These are just the few possibilities where IoT for property management can be of great use. Based on the peculiarities of your real estate business, an experienced consultant can define what IoT technology or software would bring the most profit.
How IoT impacts property worth
The value of any property is determined by multiple factors:
- Location / Neighborhood
- Age / Time of building
- Materials it’s built with
Some of these factors can be influenced by the use of IoT for property management optimization. How?
#1 Making the appeal by prospective saving
Older buildings and buildings built from certain materials have lower basic energy efficiency. Some of them require additional devices to heat the property in winter and cool during summer, for example. These buildings are expensive to maintain and to live in, resulting in low popularity among potential buyers/tenants.
Besides saving on bills while the property is under the management, IoT smart devices can also level the field by optimizing energy consumption for buyers/tenants, helping property managers sell it faster. With the ability to monitor consumption and somewhat control utility costs, the popularity of such buildings will rise, and so will their price. In fact, 86% of millennials are ready to pay an extra 20% for a home that has smart devices installed.
If you open Zillow for Manhattan, New York and select the same parameters with the only difference being a required mention of “smart home”, you’ll be surprised to see what the difference in prices is.
As for Europe, according to real estate websites in Estonia, for example, with all other parameters (location, size, age, etc.) similar, a 1-room apartment in a smart building will cost approximately €10,000 more than an apartment in a traditional building.
This trend is even more true for commercial buildings used for common spaces — offices, coworking hubs, etc. Multiple sensors and control devices will allow owners to save on energy, prevent accidents, and collect data for budgeting.
#2 Selling faster with the help of virtual tours
Virtual tours — the ability to see the apartment dynamically and not just on still photos — reportedly help sell property up to 31% faster, according to a 3D space capture service Matterport. And the selling price goes up 9% as well, with a proper 3D tour.
Having an option to virtually visit the property will help buyers who can’t or don’t want to allocate time for in-person visits to multiple places. Virtual tours will enable buyers to shorten the lists of possible options, make a final decision faster, thus helping property owners and managers make a sale.
As an extra bonus, the information about successful findings will spread by word of mouth, bringing in new clients. It’s a win-win.
Our experience in IoT development
Mind Studios has ample experience in the real estate niche, especially for the US, Middle Eastern, and South African markets. One of our clients is a service that helps real estate agents find property that’s off the market at the moment but whose owners are open to selling their property. The service has a custom algorithm for finding suitable houses by a set of parameters, and it also offers virtual tours for homes on sale.

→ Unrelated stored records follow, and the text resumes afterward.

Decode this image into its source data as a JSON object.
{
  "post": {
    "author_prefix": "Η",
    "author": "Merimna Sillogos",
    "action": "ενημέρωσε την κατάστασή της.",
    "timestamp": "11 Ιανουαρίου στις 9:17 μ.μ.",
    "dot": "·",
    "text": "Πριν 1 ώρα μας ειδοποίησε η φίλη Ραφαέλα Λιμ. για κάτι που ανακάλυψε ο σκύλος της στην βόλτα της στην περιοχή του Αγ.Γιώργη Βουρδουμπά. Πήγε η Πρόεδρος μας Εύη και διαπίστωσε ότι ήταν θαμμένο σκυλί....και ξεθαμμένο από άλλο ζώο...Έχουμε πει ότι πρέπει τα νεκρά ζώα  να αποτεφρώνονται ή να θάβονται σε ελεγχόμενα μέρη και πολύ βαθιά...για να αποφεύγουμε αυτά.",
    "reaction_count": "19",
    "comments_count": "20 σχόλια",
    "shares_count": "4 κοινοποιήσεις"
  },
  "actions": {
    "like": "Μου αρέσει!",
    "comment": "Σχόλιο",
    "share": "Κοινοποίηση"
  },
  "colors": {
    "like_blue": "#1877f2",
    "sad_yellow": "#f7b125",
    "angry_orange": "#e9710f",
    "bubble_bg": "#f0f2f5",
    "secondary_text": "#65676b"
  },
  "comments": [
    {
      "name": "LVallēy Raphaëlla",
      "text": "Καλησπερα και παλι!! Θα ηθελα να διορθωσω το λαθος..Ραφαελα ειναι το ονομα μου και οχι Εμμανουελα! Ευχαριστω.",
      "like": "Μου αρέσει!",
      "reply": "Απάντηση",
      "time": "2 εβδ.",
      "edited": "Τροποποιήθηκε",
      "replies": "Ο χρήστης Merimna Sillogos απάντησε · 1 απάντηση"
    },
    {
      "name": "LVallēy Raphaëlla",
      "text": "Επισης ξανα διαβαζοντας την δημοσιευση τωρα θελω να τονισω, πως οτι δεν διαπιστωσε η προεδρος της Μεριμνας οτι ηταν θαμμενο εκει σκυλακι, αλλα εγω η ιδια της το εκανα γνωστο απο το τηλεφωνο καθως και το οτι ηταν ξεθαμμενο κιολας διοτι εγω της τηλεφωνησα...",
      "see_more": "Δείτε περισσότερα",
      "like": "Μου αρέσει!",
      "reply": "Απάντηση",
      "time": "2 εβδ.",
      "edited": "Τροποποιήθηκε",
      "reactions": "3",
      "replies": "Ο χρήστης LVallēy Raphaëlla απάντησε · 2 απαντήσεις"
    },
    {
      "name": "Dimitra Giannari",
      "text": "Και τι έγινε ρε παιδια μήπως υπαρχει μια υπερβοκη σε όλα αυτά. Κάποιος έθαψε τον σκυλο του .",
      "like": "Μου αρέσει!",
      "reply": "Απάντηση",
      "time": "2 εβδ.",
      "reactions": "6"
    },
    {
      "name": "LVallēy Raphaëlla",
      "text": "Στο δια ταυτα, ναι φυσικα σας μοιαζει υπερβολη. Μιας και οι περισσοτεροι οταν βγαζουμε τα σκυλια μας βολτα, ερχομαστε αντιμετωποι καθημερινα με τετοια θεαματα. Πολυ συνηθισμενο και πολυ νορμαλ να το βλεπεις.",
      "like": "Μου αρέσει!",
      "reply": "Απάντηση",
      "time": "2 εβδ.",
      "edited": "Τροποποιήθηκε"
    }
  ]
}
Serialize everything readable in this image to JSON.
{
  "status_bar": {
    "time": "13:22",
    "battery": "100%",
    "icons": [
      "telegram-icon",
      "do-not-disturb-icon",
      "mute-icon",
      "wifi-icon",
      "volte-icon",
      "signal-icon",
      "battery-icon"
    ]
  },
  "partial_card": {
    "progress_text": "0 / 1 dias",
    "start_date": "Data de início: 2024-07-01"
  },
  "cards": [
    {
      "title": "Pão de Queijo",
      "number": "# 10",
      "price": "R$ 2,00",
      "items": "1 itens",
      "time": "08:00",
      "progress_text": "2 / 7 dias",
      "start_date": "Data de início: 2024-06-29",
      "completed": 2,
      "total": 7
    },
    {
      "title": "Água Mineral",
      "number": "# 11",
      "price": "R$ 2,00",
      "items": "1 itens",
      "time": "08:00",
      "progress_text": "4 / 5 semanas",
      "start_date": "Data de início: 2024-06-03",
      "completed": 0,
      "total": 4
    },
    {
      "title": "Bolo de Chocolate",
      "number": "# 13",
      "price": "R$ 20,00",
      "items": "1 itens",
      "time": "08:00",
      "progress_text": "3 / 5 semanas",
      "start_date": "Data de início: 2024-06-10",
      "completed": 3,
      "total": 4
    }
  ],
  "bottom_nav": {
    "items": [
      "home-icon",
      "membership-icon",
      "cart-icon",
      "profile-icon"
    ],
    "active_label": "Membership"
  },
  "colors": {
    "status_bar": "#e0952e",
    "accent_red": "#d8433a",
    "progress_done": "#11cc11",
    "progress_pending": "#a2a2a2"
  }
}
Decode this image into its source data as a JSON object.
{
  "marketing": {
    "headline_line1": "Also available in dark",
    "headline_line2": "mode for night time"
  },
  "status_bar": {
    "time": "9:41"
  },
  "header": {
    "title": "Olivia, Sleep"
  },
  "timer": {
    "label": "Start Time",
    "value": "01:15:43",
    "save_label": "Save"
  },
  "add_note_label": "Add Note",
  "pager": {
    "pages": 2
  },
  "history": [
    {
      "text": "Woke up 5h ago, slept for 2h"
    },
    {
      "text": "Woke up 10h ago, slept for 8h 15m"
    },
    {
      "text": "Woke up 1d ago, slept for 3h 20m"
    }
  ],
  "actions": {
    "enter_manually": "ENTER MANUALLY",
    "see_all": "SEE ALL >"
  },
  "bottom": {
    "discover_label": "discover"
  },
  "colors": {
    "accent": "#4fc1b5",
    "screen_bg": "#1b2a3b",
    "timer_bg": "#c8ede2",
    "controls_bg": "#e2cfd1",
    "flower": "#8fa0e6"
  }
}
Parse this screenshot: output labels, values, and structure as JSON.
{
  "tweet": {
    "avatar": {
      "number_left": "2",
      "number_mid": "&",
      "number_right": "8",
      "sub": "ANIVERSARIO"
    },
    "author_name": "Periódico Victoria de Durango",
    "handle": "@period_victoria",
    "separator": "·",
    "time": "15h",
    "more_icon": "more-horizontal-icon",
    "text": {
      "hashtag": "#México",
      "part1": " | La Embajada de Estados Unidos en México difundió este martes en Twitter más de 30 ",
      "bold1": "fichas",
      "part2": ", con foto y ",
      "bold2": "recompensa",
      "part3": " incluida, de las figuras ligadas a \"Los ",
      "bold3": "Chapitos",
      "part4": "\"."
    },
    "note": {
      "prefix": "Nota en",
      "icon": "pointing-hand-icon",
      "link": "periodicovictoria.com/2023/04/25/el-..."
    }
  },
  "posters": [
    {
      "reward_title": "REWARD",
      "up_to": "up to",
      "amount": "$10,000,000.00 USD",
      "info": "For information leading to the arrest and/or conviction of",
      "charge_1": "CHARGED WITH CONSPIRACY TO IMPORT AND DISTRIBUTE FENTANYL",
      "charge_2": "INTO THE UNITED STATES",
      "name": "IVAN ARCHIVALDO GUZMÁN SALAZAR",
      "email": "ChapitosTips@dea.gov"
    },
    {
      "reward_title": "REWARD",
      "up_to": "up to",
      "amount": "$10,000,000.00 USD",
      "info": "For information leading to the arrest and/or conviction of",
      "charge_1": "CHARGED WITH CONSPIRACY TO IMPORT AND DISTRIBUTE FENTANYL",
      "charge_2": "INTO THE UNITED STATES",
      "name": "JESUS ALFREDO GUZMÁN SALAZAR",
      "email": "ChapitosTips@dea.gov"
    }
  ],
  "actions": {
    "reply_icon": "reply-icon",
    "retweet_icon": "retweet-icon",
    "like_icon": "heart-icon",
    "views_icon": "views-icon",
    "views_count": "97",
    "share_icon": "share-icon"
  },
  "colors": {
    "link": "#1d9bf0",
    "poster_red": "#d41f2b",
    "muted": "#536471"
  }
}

Another project we worked with is a virtual inspection service used by professionals from all sides of the real estate industry, including property managers. The service offers virtual tours for remote inspections, including live tours.
The landscape for property management is changing, shifting more and more into the online spaces as 51% of buyers already look for homes and premises online rather than through any other means. The use of IoT in property management saves money for sellers and buyers alike, helps sell property faster, improves the experience (fewer trips to the property for everyone), and helps the planet.
If you’re in the business of property management and looking into the opportunities to hop on this fast moving train, we at Mind Studios can be of help with a load of knowledge both in software development and in the real estate market as one of our focus industries.
Schedule a free 45-minute consultation with our business development specialists if you have any questions or an idea for software to use in your business. We will readily share our insights and knowledge with you.